The primary limitation of our study is that it is a single-center retrospective study with a relatively small number of percutaneous ureteral interventions and fewer graft failure and death events. The lack of statistical significance in the multivariate modeling could be a type II error due to low statistical power. This is a common problem among many retrospective studies as the incidence of urological complications is relatively low. In addition, although the approach to management of ureteral complications has remained consistent throughout the era covered by the study, variability in the indications for intervention and assessment of clinical success cannot be ruled out. Nevertheless, the overall number of events is large enough to accommodate multivariable modeling, and our study is one of the first to perform this and is the largest study to examine the specific impact of percutaneous ureteral intervention in the management of urological complications.
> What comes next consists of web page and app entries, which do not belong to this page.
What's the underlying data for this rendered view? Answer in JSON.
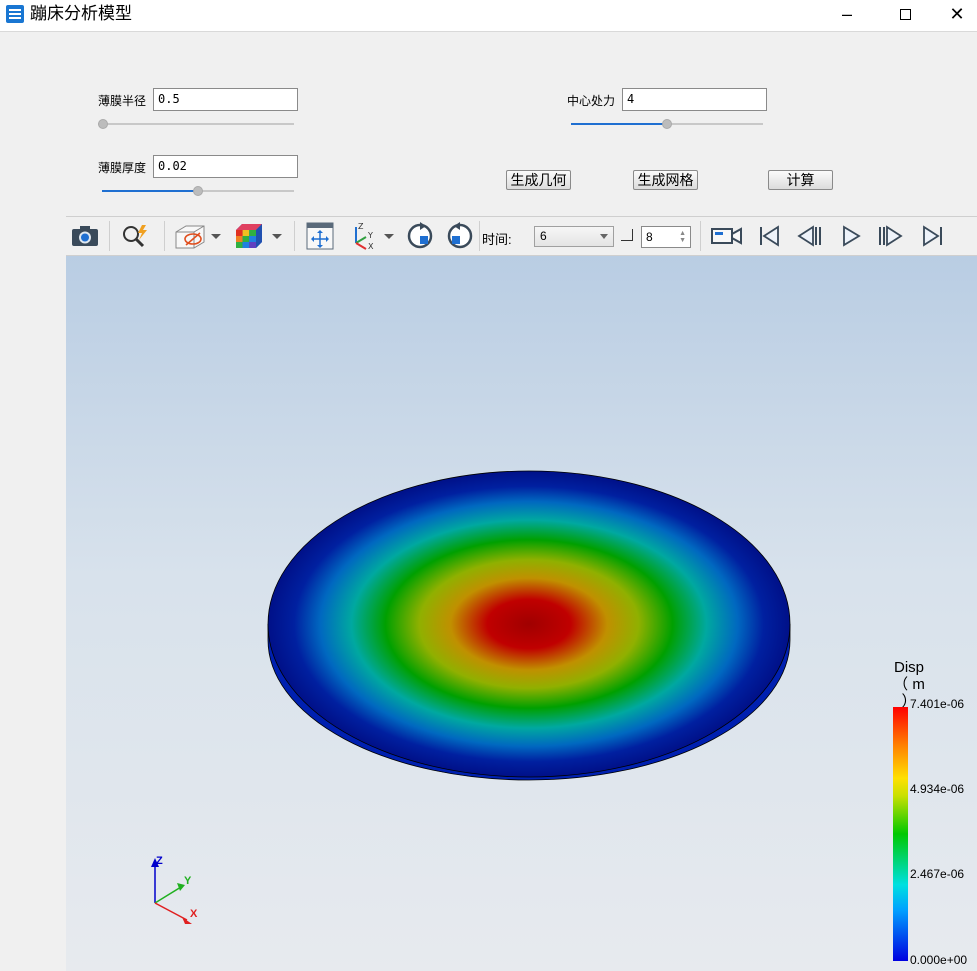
{
  "window": {
    "title": "蹦床分析模型",
    "minimize": "–",
    "close": "✕"
  },
  "params": {
    "radius": {
      "label": "薄膜半径",
      "value": "0.5",
      "slider_value": 0.0
    },
    "thickness": {
      "label": "薄膜厚度",
      "value": "0.02",
      "slider_value": 0.5
    },
    "force": {
      "label": "中心处力",
      "value": "4",
      "slider_value": 0.5
    }
  },
  "buttons": {
    "gen_geometry": "生成几何",
    "gen_mesh": "生成网格",
    "compute": "计算"
  },
  "toolbar": {
    "icons": [
      "camera-icon",
      "zoom-flash-icon",
      "display-mode-icon",
      "color-cube-icon",
      "fit-view-icon",
      "axes-icon",
      "rotate-ccw-icon",
      "rotate-cw-icon",
      "record-video-icon",
      "first-frame-icon",
      "prev-frame-icon",
      "play-icon",
      "next-frame-icon",
      "last-frame-icon"
    ],
    "time_label": "时间:",
    "time_value": "6",
    "frame_value": "8"
  },
  "legend": {
    "title": "Disp",
    "unit": "（ m ）",
    "max": "7.401e-06",
    "v2": "4.934e-06",
    "v1": "2.467e-06",
    "min": "0.000e+00",
    "colors": [
      "#0000e0",
      "#00e0e0",
      "#00c800",
      "#ffe000",
      "#ff0000"
    ]
  },
  "axes": {
    "z": "Z",
    "y": "Y",
    "x": "X"
  }
}
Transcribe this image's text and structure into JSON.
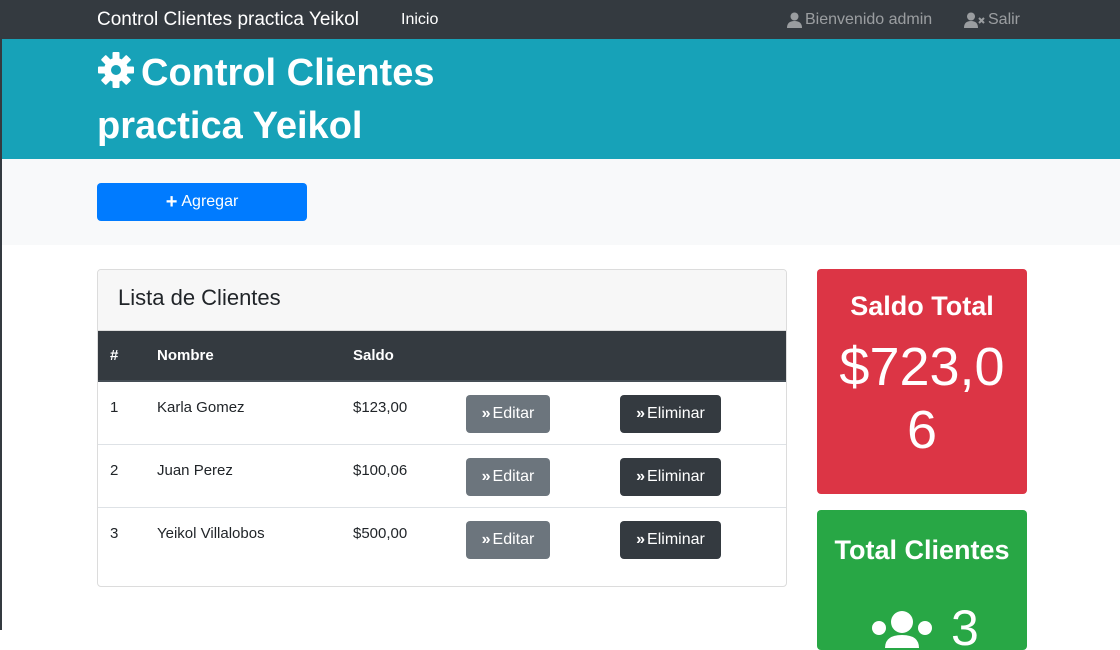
{
  "navbar": {
    "brand": "Control Clientes practica Yeikol",
    "inicio": "Inicio",
    "user": "Bienvenido admin",
    "logout": "Salir"
  },
  "header": {
    "title": "Control Clientes practica Yeikol"
  },
  "actions": {
    "add_label": "Agregar"
  },
  "clientes": {
    "title": "Lista de Clientes",
    "columns": [
      "#",
      "Nombre",
      "Saldo"
    ],
    "rows": [
      {
        "num": "1",
        "nombre": "Karla Gomez",
        "saldo": "$123,00",
        "edit": "Editar",
        "delete": "Eliminar"
      },
      {
        "num": "2",
        "nombre": "Juan Perez",
        "saldo": "$100,06",
        "edit": "Editar",
        "delete": "Eliminar"
      },
      {
        "num": "3",
        "nombre": "Yeikol Villalobos",
        "saldo": "$500,00",
        "edit": "Editar",
        "delete": "Eliminar"
      }
    ]
  },
  "saldo_total": {
    "title": "Saldo Total",
    "value": "$723,06"
  },
  "total_clientes": {
    "title": "Total Clientes",
    "value": "3"
  },
  "colors": {
    "navbar": "#343a40",
    "header": "#17a2b8",
    "primary": "#007bff",
    "danger": "#dc3545",
    "success": "#28a745",
    "secondary": "#6c757d"
  }
}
Our findings are of clinical importance as most would predict that patients requiring interventions in the postoperative period are more likely to experience graft failure or patient death. This assumption is reasonable given that if more interventions are needed, there is an inherent implication that urological complications have been present for a longer time. This is likely to lead to adverse events, such as hydronephrosis, pyelonephritis, or urinary tract infections, that could negatively influence graft outcomes or lead to direr septic complications. Indeed, we found that infections were a more frequent cause of graft failure in patients with percutaneous ureteral interventions; however, this did not translate into an increased risk of death or graft failure. Furthermore, our analysis suggests that urological complications can be managed with aggressive percutaneous ureteral interventions if needed in the appropriate clinical setting.
Kidney transplant recipients with PNT placement do not have significantly worse graft and patient survival outcomes. Therefore, aggressive nonoperative management can be confidently pursued in the appropriate clinical setting.
Published online 13 December, 2016.
The authors declare no funding or conflicts of interest.
D.S. participated in research design, data abstraction, writing of the article, performance of the research, and data analysis. J.S. participated in research design, writing of the article, and data analysis. C.J. participated in research design, data abstraction, and data analysis. K.B. participated in research design, data abstraction, and data analysis. R.S. participated in research design, writing of the article, and data analysis.